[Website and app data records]
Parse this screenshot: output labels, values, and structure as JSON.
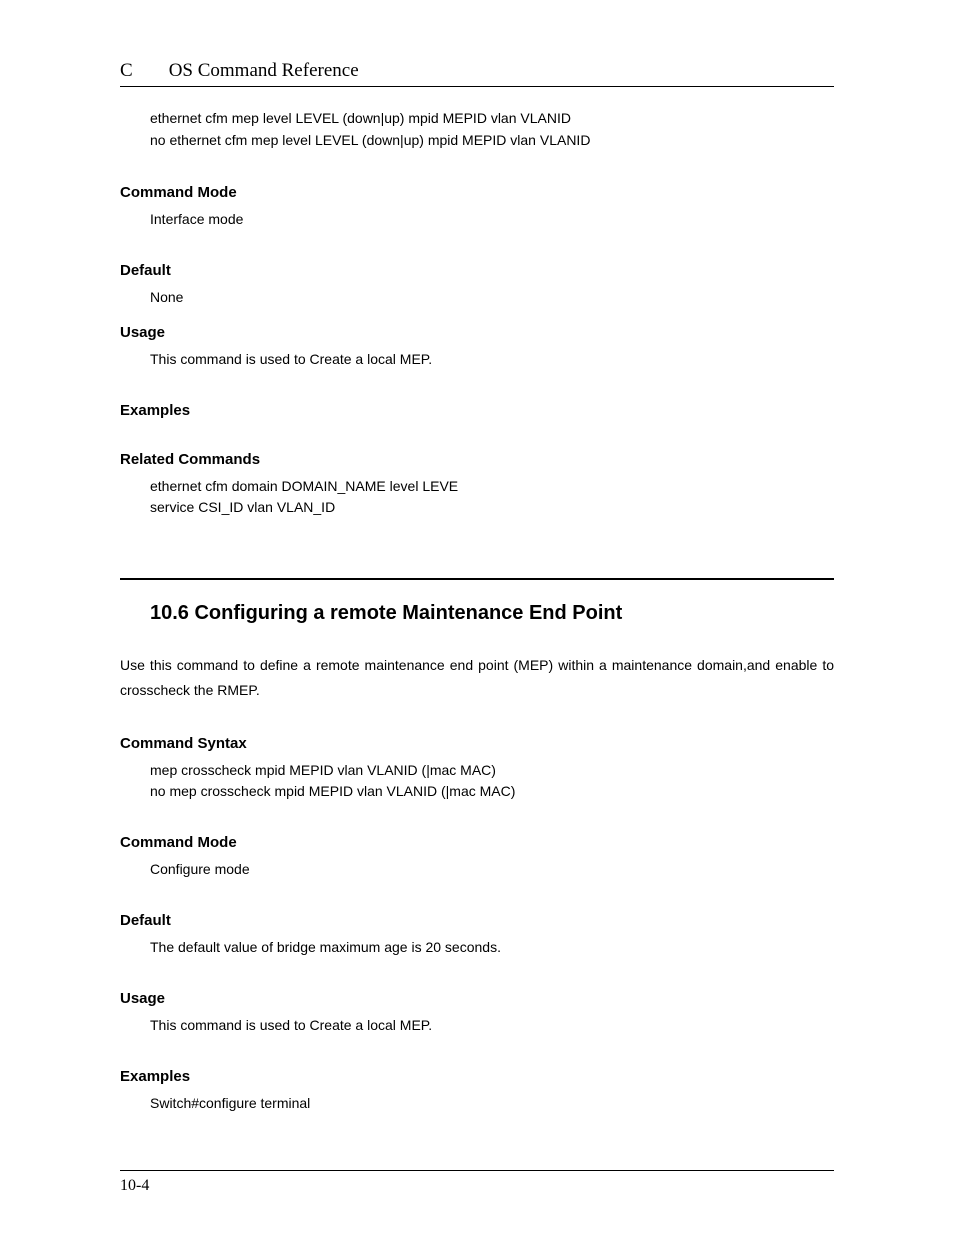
{
  "header": {
    "letter": "C",
    "title": "OS Command Reference"
  },
  "section1": {
    "code_lines": [
      "ethernet cfm mep level LEVEL (down|up) mpid MEPID vlan VLANID",
      "no ethernet cfm mep level LEVEL (down|up) mpid MEPID vlan VLANID"
    ],
    "command_mode_heading": "Command Mode",
    "command_mode_text": "Interface mode",
    "default_heading": "Default",
    "default_text": "None",
    "usage_heading": "Usage",
    "usage_text": "This command is used to Create a local MEP.",
    "examples_heading": "Examples",
    "related_heading": "Related Commands",
    "related_lines": [
      "ethernet cfm domain DOMAIN_NAME level LEVE",
      "service CSI_ID vlan VLAN_ID"
    ]
  },
  "section2": {
    "heading": "10.6 Configuring a remote Maintenance End Point",
    "intro": "Use this command to define a remote maintenance end point (MEP) within a maintenance domain,and enable to crosscheck the RMEP.",
    "syntax_heading": "Command Syntax",
    "syntax_lines": [
      "mep crosscheck mpid MEPID vlan VLANID (|mac MAC)",
      "no mep crosscheck mpid MEPID vlan VLANID (|mac MAC)"
    ],
    "command_mode_heading": "Command Mode",
    "command_mode_text": "Configure mode",
    "default_heading": "Default",
    "default_text": "The default value of bridge maximum age is 20 seconds.",
    "usage_heading": "Usage",
    "usage_text": "This command is used to Create a local MEP.",
    "examples_heading": "Examples",
    "examples_text": "Switch#configure terminal"
  },
  "footer": {
    "page_number": "10-4"
  }
}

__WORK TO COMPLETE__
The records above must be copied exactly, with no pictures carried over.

__TASK ANSWER__
Parse this screenshot: output labels, values, and structure as JSON.
{
  "header": {
    "letter": "C",
    "title": "OS Command Reference"
  },
  "section1": {
    "code_lines": [
      "ethernet cfm mep level LEVEL (down|up) mpid MEPID vlan VLANID",
      "no ethernet cfm mep level LEVEL (down|up) mpid MEPID vlan VLANID"
    ],
    "command_mode_heading": "Command Mode",
    "command_mode_text": "Interface mode",
    "default_heading": "Default",
    "default_text": "None",
    "usage_heading": "Usage",
    "usage_text": "This command is used to Create a local MEP.",
    "examples_heading": "Examples",
    "related_heading": "Related Commands",
    "related_lines": [
      "ethernet cfm domain DOMAIN_NAME level LEVE",
      "service CSI_ID vlan VLAN_ID"
    ]
  },
  "section2": {
    "heading": "10.6 Configuring a remote Maintenance End Point",
    "intro": "Use this command to define a remote maintenance end point (MEP) within a maintenance domain,and enable to crosscheck the RMEP.",
    "syntax_heading": "Command Syntax",
    "syntax_lines": [
      "mep crosscheck mpid MEPID vlan VLANID (|mac MAC)",
      "no mep crosscheck mpid MEPID vlan VLANID (|mac MAC)"
    ],
    "command_mode_heading": "Command Mode",
    "command_mode_text": "Configure mode",
    "default_heading": "Default",
    "default_text": "The default value of bridge maximum age is 20 seconds.",
    "usage_heading": "Usage",
    "usage_text": "This command is used to Create a local MEP.",
    "examples_heading": "Examples",
    "examples_text": "Switch#configure terminal"
  },
  "footer": {
    "page_number": "10-4"
  }
}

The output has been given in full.